REQUIRED ACTION: The response must restate the data exactly, with nothing left out.

•••••

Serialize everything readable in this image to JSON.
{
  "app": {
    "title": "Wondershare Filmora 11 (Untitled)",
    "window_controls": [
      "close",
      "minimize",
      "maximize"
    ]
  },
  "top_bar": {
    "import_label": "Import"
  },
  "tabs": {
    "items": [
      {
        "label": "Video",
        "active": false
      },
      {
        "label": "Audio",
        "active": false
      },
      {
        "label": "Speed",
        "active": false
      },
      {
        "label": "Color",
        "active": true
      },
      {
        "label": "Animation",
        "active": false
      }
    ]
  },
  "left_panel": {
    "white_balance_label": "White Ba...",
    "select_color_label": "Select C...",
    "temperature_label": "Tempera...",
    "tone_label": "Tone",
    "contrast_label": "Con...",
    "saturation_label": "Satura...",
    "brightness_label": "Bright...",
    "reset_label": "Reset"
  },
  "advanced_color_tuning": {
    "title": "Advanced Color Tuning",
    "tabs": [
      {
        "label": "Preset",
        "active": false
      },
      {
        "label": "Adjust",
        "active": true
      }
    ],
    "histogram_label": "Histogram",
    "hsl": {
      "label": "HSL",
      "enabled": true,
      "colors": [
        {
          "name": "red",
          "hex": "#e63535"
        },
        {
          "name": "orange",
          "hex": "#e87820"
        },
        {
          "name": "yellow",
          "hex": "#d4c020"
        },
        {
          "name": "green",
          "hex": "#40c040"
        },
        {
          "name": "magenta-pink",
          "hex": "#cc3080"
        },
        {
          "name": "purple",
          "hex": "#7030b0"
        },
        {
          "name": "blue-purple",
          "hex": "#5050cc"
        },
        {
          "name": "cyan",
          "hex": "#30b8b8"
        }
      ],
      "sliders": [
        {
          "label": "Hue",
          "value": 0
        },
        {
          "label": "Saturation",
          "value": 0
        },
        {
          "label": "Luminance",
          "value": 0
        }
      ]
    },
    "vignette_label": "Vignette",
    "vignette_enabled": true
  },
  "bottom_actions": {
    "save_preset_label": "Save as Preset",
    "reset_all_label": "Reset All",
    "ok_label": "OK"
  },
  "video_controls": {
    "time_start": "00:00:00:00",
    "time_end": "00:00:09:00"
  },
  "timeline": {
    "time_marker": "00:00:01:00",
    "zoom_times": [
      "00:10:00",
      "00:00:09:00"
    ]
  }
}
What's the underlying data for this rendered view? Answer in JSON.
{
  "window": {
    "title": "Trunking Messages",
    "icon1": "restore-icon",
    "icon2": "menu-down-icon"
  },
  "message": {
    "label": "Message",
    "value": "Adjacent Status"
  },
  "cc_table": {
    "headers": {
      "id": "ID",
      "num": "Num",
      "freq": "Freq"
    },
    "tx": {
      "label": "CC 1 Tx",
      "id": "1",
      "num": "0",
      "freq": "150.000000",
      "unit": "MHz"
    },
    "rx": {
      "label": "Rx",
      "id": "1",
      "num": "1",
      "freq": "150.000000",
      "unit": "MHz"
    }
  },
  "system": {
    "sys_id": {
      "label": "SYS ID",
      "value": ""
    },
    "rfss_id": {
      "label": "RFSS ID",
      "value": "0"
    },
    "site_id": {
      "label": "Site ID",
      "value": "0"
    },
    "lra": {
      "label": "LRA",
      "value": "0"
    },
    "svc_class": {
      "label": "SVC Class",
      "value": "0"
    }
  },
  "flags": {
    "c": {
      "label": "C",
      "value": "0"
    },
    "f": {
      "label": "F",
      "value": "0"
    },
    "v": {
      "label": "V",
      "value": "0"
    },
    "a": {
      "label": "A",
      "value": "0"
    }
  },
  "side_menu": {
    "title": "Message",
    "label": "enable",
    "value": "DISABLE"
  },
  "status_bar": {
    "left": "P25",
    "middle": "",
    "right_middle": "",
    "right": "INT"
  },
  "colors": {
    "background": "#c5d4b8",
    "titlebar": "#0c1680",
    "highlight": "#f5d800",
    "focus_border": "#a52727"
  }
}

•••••

SOLUTION FOR THIS TASK:
Serialize everything readable in this image to JSON.
{
  "app": {
    "title": "Wondershare Filmora 11 (Untitled)",
    "window_controls": [
      "close",
      "minimize",
      "maximize"
    ]
  },
  "top_bar": {
    "import_label": "Import"
  },
  "tabs": {
    "items": [
      {
        "label": "Video",
        "active": false
      },
      {
        "label": "Audio",
        "active": false
      },
      {
        "label": "Speed",
        "active": false
      },
      {
        "label": "Color",
        "active": true
      },
      {
        "label": "Animation",
        "active": false
      }
    ]
  },
  "left_panel": {
    "white_balance_label": "White Ba...",
    "select_color_label": "Select C...",
    "temperature_label": "Tempera...",
    "tone_label": "Tone",
    "contrast_label": "Con...",
    "saturation_label": "Satura...",
    "brightness_label": "Bright...",
    "reset_label": "Reset"
  },
  "advanced_color_tuning": {
    "title": "Advanced Color Tuning",
    "tabs": [
      {
        "label": "Preset",
        "active": false
      },
      {
        "label": "Adjust",
        "active": true
      }
    ],
    "histogram_label": "Histogram",
    "hsl": {
      "label": "HSL",
      "enabled": true,
      "colors": [
        {
          "name": "red",
          "hex": "#e63535"
        },
        {
          "name": "orange",
          "hex": "#e87820"
        },
        {
          "name": "yellow",
          "hex": "#d4c020"
        },
        {
          "name": "green",
          "hex": "#40c040"
        },
        {
          "name": "magenta-pink",
          "hex": "#cc3080"
        },
        {
          "name": "purple",
          "hex": "#7030b0"
        },
        {
          "name": "blue-purple",
          "hex": "#5050cc"
        },
        {
          "name": "cyan",
          "hex": "#30b8b8"
        }
      ],
      "sliders": [
        {
          "label": "Hue",
          "value": 0
        },
        {
          "label": "Saturation",
          "value": 0
        },
        {
          "label": "Luminance",
          "value": 0
        }
      ]
    },
    "vignette_label": "Vignette",
    "vignette_enabled": true
  },
  "bottom_actions": {
    "save_preset_label": "Save as Preset",
    "reset_all_label": "Reset All",
    "ok_label": "OK"
  },
  "video_controls": {
    "time_start": "00:00:00:00",
    "time_end": "00:00:09:00"
  },
  "timeline": {
    "time_marker": "00:00:01:00",
    "zoom_times": [
      "00:10:00",
      "00:00:09:00"
    ]
  }
}
What's the underlying data for this rendered view? Answer in JSON.
{
  "window": {
    "title": "Trunking Messages",
    "icon1": "restore-icon",
    "icon2": "menu-down-icon"
  },
  "message": {
    "label": "Message",
    "value": "Adjacent Status"
  },
  "cc_table": {
    "headers": {
      "id": "ID",
      "num": "Num",
      "freq": "Freq"
    },
    "tx": {
      "label": "CC 1 Tx",
      "id": "1",
      "num": "0",
      "freq": "150.000000",
      "unit": "MHz"
    },
    "rx": {
      "label": "Rx",
      "id": "1",
      "num": "1",
      "freq": "150.000000",
      "unit": "MHz"
    }
  },
  "system": {
    "sys_id": {
      "label": "SYS ID",
      "value": ""
    },
    "rfss_id": {
      "label": "RFSS ID",
      "value": "0"
    },
    "site_id": {
      "label": "Site ID",
      "value": "0"
    },
    "lra": {
      "label": "LRA",
      "value": "0"
    },
    "svc_class": {
      "label": "SVC Class",
      "value": "0"
    }
  },
  "flags": {
    "c": {
      "label": "C",
      "value": "0"
    },
    "f": {
      "label": "F",
      "value": "0"
    },
    "v": {
      "label": "V",
      "value": "0"
    },
    "a": {
      "label": "A",
      "value": "0"
    }
  },
  "side_menu": {
    "title": "Message",
    "label": "enable",
    "value": "DISABLE"
  },
  "status_bar": {
    "left": "P25",
    "middle": "",
    "right_middle": "",
    "right": "INT"
  },
  "colors": {
    "background": "#c5d4b8",
    "titlebar": "#0c1680",
    "highlight": "#f5d800",
    "focus_border": "#a52727"
  }
}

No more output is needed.